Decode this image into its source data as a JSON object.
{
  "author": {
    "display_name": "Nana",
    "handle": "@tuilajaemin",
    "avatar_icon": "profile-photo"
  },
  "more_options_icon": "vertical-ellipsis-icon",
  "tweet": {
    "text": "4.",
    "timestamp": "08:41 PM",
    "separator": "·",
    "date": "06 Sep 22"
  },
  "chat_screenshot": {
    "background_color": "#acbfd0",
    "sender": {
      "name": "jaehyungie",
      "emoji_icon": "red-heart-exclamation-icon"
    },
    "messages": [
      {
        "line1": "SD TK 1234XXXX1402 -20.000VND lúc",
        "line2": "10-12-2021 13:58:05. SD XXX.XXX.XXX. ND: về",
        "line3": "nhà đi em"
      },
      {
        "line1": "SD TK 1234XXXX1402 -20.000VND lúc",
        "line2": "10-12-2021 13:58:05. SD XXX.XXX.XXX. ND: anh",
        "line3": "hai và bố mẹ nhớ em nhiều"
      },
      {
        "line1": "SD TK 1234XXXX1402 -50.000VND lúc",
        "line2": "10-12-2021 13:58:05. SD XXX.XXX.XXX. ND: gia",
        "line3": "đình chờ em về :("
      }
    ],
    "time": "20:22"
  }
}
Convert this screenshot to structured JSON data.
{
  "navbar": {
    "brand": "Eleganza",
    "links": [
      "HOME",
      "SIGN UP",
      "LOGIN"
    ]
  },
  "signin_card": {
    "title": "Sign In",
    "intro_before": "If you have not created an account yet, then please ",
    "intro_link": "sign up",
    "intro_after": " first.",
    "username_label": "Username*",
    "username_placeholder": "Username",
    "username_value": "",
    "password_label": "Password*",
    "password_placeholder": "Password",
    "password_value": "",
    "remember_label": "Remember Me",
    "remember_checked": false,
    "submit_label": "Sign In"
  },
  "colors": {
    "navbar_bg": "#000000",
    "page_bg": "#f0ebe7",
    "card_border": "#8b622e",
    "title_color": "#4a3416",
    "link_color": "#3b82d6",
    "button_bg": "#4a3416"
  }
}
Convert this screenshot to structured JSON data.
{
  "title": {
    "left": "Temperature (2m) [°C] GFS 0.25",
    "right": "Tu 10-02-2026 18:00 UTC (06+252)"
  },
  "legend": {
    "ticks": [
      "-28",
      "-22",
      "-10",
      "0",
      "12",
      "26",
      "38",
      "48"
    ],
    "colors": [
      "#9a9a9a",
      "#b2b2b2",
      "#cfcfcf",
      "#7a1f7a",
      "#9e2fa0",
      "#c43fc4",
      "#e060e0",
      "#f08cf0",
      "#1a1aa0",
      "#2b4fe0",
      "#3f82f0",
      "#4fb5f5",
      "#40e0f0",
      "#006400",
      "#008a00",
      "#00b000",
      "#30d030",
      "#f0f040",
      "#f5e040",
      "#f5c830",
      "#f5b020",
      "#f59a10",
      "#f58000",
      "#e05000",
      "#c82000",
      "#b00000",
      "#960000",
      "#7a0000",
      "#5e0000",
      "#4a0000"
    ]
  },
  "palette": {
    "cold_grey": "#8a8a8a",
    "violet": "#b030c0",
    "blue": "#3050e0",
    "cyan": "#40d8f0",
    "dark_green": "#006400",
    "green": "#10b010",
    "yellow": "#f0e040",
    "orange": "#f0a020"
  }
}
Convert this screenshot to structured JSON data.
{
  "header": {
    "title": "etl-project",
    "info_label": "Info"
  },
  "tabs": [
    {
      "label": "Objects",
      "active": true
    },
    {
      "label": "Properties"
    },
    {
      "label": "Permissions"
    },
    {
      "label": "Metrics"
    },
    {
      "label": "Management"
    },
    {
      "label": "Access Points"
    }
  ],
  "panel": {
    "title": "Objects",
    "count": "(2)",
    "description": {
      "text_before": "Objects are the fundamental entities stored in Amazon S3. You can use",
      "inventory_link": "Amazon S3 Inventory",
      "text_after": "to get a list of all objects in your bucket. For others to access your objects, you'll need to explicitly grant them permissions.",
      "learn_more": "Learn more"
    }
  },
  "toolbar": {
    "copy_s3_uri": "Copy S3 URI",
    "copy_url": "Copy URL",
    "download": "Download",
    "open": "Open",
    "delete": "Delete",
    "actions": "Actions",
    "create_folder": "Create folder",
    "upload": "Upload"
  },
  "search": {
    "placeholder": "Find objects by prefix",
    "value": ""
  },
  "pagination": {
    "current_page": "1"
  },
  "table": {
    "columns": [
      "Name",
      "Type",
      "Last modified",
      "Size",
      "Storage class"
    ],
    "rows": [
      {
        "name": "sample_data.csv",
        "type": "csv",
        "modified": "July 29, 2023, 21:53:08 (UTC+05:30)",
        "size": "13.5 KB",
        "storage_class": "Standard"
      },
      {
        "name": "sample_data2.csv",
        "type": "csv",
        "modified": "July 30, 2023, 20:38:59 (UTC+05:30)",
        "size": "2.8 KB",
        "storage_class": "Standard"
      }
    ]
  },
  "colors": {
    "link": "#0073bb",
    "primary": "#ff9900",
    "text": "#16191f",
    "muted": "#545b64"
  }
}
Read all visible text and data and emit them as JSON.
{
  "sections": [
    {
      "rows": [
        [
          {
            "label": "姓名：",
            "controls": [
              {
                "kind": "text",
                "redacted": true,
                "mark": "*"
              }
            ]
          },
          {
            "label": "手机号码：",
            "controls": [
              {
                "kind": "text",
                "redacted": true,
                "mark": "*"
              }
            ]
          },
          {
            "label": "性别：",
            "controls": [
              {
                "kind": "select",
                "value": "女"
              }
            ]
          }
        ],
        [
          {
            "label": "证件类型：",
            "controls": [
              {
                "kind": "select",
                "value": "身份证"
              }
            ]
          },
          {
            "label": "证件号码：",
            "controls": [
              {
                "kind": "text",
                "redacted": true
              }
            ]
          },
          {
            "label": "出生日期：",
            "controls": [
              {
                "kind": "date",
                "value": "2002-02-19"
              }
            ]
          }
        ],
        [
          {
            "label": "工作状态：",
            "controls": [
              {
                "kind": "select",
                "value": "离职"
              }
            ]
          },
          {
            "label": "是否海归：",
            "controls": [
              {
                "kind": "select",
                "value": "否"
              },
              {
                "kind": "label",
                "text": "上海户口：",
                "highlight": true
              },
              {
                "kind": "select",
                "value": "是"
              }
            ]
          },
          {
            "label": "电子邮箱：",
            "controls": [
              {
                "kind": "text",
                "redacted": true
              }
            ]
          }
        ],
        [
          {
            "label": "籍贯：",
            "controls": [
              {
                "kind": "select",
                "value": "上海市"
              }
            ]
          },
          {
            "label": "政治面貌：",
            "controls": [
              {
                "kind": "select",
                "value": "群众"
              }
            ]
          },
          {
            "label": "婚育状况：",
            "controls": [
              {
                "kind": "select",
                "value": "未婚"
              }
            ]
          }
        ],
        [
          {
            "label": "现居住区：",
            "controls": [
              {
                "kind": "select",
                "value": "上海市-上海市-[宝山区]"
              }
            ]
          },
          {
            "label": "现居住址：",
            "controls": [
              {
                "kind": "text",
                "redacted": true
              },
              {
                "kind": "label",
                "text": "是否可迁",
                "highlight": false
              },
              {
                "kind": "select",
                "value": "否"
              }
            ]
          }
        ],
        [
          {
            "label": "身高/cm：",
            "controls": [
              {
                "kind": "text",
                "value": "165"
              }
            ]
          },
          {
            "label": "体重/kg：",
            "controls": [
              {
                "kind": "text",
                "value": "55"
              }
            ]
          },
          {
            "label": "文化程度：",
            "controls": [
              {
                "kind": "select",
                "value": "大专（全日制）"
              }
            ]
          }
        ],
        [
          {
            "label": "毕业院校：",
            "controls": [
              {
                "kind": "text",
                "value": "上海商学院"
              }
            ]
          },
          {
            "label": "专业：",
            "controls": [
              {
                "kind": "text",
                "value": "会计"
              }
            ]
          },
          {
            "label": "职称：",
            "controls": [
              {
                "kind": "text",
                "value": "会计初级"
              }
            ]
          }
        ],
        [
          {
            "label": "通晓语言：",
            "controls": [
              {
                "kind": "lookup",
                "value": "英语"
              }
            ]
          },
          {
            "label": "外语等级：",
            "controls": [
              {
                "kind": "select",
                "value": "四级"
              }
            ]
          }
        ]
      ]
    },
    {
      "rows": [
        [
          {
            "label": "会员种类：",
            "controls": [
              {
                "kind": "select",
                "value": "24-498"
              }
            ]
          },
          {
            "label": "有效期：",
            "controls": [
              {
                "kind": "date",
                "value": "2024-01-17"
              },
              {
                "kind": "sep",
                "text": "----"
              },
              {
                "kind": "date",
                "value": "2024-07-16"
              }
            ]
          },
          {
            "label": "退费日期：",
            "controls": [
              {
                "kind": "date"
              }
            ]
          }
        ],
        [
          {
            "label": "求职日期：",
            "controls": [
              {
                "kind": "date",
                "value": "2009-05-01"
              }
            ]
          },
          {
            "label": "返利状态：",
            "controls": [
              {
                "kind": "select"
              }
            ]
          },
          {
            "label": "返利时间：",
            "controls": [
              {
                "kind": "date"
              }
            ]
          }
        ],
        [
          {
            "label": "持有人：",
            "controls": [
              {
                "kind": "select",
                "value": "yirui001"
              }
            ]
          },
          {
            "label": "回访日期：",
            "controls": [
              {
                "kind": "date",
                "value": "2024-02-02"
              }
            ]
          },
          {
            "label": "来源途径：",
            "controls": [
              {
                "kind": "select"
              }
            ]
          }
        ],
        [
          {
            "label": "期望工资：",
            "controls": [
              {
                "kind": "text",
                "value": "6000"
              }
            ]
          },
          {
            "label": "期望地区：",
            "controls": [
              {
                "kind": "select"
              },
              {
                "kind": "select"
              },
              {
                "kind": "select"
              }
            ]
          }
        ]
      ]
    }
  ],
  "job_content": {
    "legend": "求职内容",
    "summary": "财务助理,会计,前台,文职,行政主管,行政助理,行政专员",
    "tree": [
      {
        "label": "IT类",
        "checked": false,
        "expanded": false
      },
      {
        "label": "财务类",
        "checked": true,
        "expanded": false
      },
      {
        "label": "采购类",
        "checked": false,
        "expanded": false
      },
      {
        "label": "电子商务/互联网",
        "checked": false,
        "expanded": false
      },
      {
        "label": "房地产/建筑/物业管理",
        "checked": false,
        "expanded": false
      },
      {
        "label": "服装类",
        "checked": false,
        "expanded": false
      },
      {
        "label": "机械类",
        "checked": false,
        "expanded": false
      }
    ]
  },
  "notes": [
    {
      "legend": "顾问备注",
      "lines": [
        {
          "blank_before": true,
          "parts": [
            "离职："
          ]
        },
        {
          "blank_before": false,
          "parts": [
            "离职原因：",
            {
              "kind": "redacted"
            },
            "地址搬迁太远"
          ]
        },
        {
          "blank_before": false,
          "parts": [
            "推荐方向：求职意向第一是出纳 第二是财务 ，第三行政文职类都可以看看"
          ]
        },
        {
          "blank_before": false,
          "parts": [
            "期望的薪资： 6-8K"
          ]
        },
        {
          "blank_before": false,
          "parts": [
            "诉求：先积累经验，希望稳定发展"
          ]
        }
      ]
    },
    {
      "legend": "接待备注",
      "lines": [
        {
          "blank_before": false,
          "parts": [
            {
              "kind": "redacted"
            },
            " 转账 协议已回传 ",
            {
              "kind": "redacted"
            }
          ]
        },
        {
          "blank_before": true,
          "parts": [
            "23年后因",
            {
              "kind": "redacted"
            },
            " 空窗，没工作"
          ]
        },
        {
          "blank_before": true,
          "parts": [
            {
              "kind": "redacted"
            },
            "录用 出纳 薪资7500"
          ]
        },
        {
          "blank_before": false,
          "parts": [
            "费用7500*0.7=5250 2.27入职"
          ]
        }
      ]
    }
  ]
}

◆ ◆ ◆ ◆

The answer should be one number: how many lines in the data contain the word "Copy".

WRITTEN ANSWER
2